**Task to complete**:
Keeping each line exactly as it is, output all of the records.

(Web page and app entries)
────────

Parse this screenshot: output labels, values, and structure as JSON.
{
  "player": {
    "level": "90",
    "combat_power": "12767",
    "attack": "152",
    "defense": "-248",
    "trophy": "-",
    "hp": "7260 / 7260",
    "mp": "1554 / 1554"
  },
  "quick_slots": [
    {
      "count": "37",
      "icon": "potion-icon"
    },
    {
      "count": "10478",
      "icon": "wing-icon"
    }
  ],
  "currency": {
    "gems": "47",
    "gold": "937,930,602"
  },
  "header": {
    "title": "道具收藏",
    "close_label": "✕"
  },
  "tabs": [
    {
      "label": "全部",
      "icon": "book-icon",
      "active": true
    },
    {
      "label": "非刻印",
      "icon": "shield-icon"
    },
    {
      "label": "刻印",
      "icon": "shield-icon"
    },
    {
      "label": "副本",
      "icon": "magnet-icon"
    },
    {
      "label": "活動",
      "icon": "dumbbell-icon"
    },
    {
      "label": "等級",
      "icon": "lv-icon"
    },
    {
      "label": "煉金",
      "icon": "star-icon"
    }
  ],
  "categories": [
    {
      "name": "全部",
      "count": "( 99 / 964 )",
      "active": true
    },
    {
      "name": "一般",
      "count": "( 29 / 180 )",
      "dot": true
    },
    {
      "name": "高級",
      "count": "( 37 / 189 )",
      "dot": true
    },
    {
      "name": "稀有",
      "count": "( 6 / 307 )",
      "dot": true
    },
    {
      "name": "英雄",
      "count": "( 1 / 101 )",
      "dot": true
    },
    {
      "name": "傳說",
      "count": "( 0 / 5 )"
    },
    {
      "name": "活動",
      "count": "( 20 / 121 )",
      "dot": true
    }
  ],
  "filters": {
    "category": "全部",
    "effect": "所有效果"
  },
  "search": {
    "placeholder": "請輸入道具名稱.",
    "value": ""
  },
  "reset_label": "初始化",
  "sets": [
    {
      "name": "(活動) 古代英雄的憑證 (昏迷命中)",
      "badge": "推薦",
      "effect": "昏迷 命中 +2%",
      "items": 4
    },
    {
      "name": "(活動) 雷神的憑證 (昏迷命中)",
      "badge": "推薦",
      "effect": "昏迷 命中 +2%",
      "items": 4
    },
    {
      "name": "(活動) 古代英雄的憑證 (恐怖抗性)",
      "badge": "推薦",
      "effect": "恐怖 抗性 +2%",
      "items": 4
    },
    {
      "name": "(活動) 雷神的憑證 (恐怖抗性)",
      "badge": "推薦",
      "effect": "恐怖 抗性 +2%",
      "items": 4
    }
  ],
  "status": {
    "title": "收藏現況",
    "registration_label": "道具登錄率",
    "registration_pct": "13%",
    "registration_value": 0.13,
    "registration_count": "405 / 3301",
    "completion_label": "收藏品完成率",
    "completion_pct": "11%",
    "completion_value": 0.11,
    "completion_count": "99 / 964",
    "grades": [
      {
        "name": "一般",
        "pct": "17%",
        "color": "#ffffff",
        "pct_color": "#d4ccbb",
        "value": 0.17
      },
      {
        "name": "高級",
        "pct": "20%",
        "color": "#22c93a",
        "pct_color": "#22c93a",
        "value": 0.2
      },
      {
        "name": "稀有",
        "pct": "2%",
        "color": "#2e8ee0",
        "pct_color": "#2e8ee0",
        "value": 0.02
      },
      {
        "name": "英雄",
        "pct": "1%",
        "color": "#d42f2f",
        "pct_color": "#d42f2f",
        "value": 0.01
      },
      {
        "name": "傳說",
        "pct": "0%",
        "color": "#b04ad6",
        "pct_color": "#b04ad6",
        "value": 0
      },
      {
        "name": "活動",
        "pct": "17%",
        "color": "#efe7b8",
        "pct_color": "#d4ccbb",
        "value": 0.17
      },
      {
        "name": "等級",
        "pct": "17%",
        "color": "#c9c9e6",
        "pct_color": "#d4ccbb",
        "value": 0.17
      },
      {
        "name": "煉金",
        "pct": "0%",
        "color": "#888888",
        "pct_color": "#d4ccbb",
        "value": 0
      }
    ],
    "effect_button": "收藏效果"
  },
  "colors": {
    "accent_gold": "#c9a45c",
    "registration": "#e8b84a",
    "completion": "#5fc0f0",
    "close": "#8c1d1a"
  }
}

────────

**Solution to this task**:
Parse this screenshot: output labels, values, and structure as JSON.
{
  "player": {
    "level": "90",
    "combat_power": "12767",
    "attack": "152",
    "defense": "-248",
    "trophy": "-",
    "hp": "7260 / 7260",
    "mp": "1554 / 1554"
  },
  "quick_slots": [
    {
      "count": "37",
      "icon": "potion-icon"
    },
    {
      "count": "10478",
      "icon": "wing-icon"
    }
  ],
  "currency": {
    "gems": "47",
    "gold": "937,930,602"
  },
  "header": {
    "title": "道具收藏",
    "close_label": "✕"
  },
  "tabs": [
    {
      "label": "全部",
      "icon": "book-icon",
      "active": true
    },
    {
      "label": "非刻印",
      "icon": "shield-icon"
    },
    {
      "label": "刻印",
      "icon": "shield-icon"
    },
    {
      "label": "副本",
      "icon": "magnet-icon"
    },
    {
      "label": "活動",
      "icon": "dumbbell-icon"
    },
    {
      "label": "等級",
      "icon": "lv-icon"
    },
    {
      "label": "煉金",
      "icon": "star-icon"
    }
  ],
  "categories": [
    {
      "name": "全部",
      "count": "( 99 / 964 )",
      "active": true
    },
    {
      "name": "一般",
      "count": "( 29 / 180 )",
      "dot": true
    },
    {
      "name": "高級",
      "count": "( 37 / 189 )",
      "dot": true
    },
    {
      "name": "稀有",
      "count": "( 6 / 307 )",
      "dot": true
    },
    {
      "name": "英雄",
      "count": "( 1 / 101 )",
      "dot": true
    },
    {
      "name": "傳說",
      "count": "( 0 / 5 )"
    },
    {
      "name": "活動",
      "count": "( 20 / 121 )",
      "dot": true
    }
  ],
  "filters": {
    "category": "全部",
    "effect": "所有效果"
  },
  "search": {
    "placeholder": "請輸入道具名稱.",
    "value": ""
  },
  "reset_label": "初始化",
  "sets": [
    {
      "name": "(活動) 古代英雄的憑證 (昏迷命中)",
      "badge": "推薦",
      "effect": "昏迷 命中 +2%",
      "items": 4
    },
    {
      "name": "(活動) 雷神的憑證 (昏迷命中)",
      "badge": "推薦",
      "effect": "昏迷 命中 +2%",
      "items": 4
    },
    {
      "name": "(活動) 古代英雄的憑證 (恐怖抗性)",
      "badge": "推薦",
      "effect": "恐怖 抗性 +2%",
      "items": 4
    },
    {
      "name": "(活動) 雷神的憑證 (恐怖抗性)",
      "badge": "推薦",
      "effect": "恐怖 抗性 +2%",
      "items": 4
    }
  ],
  "status": {
    "title": "收藏現況",
    "registration_label": "道具登錄率",
    "registration_pct": "13%",
    "registration_value": 0.13,
    "registration_count": "405 / 3301",
    "completion_label": "收藏品完成率",
    "completion_pct": "11%",
    "completion_value": 0.11,
    "completion_count": "99 / 964",
    "grades": [
      {
        "name": "一般",
        "pct": "17%",
        "color": "#ffffff",
        "pct_color": "#d4ccbb",
        "value": 0.17
      },
      {
        "name": "高級",
        "pct": "20%",
        "color": "#22c93a",
        "pct_color": "#22c93a",
        "value": 0.2
      },
      {
        "name": "稀有",
        "pct": "2%",
        "color": "#2e8ee0",
        "pct_color": "#2e8ee0",
        "value": 0.02
      },
      {
        "name": "英雄",
        "pct": "1%",
        "color": "#d42f2f",
        "pct_color": "#d42f2f",
        "value": 0.01
      },
      {
        "name": "傳說",
        "pct": "0%",
        "color": "#b04ad6",
        "pct_color": "#b04ad6",
        "value": 0
      },
      {
        "name": "活動",
        "pct": "17%",
        "color": "#efe7b8",
        "pct_color": "#d4ccbb",
        "value": 0.17
      },
      {
        "name": "等級",
        "pct": "17%",
        "color": "#c9c9e6",
        "pct_color": "#d4ccbb",
        "value": 0.17
      },
      {
        "name": "煉金",
        "pct": "0%",
        "color": "#888888",
        "pct_color": "#d4ccbb",
        "value": 0
      }
    ],
    "effect_button": "收藏效果"
  },
  "colors": {
    "accent_gold": "#c9a45c",
    "registration": "#e8b84a",
    "completion": "#5fc0f0",
    "close": "#8c1d1a"
  }
}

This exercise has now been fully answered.